== Segment start ==
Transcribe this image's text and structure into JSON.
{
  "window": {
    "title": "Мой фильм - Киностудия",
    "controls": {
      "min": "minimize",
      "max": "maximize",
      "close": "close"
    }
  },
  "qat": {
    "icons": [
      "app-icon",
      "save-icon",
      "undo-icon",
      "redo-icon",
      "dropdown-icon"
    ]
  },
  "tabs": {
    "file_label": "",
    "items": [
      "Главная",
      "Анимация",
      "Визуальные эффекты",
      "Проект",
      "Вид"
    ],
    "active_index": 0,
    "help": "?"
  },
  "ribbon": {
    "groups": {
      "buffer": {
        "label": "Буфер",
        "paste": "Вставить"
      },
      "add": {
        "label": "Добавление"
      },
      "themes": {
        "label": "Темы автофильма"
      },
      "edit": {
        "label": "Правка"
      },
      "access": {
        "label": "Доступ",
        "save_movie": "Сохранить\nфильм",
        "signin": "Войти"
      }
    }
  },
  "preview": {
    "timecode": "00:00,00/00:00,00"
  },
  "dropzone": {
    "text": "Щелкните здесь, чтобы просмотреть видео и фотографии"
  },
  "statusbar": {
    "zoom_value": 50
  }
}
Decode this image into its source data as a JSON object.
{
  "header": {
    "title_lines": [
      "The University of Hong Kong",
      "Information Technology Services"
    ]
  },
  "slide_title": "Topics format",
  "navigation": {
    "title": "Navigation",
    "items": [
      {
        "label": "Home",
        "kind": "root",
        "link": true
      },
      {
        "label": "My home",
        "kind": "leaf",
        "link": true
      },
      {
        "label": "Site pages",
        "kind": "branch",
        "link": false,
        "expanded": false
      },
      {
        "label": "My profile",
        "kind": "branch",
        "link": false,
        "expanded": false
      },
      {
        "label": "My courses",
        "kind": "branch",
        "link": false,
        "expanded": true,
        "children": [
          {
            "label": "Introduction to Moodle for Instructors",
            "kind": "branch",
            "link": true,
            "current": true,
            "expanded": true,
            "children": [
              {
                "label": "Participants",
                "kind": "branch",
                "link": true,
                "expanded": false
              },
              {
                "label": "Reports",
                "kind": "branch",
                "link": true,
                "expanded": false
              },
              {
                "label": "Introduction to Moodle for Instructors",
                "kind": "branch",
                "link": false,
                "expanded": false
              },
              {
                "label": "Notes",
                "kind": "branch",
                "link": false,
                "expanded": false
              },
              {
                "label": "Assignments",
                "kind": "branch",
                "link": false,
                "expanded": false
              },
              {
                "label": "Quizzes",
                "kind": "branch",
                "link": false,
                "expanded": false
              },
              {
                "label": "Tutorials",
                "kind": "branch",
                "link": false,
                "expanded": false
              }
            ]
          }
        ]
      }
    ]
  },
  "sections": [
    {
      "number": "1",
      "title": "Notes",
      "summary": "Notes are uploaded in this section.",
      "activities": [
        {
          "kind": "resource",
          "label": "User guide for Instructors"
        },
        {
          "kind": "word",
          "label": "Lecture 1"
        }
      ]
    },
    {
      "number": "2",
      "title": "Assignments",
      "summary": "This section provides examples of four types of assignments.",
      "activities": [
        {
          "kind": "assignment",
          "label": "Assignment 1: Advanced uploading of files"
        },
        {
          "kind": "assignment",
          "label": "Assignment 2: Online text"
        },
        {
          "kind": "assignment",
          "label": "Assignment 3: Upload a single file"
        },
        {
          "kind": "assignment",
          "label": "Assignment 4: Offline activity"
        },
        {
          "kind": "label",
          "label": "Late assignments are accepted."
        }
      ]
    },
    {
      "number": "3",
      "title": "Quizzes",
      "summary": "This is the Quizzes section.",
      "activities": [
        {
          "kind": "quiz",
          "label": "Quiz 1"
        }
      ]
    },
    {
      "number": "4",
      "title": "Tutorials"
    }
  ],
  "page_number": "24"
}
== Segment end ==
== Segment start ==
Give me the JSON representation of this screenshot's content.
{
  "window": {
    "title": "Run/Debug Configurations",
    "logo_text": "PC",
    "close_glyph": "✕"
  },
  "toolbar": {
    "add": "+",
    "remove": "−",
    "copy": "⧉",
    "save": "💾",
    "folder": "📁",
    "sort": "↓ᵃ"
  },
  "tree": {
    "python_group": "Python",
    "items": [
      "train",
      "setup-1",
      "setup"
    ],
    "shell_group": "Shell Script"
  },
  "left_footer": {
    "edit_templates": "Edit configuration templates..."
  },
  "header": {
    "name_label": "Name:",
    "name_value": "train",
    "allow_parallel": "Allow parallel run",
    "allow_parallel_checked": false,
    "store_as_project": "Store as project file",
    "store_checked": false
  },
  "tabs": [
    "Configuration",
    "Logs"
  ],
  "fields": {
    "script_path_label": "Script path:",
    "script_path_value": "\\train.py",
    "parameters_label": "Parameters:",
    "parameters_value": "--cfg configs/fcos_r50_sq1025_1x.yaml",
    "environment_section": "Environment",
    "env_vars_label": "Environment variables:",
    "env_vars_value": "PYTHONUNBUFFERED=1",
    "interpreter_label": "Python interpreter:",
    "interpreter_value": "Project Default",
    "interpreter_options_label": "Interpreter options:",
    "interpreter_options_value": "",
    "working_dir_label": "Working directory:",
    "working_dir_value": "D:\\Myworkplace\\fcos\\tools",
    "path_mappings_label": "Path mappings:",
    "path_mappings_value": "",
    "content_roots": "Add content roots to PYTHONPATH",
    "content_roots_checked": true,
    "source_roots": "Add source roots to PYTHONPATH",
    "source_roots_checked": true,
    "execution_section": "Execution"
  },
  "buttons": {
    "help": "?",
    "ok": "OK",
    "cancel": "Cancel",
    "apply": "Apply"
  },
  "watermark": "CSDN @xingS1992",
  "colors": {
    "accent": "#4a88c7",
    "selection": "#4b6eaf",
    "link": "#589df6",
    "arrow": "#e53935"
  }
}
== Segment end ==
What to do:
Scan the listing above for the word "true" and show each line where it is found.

Written response:
        "link": true
        "link": true
        "expanded": true,
            "link": true,
            "current": true,
            "expanded": true,
                "link": true,
                "link": true,
    "content_roots_checked": true,
    "source_roots_checked": true,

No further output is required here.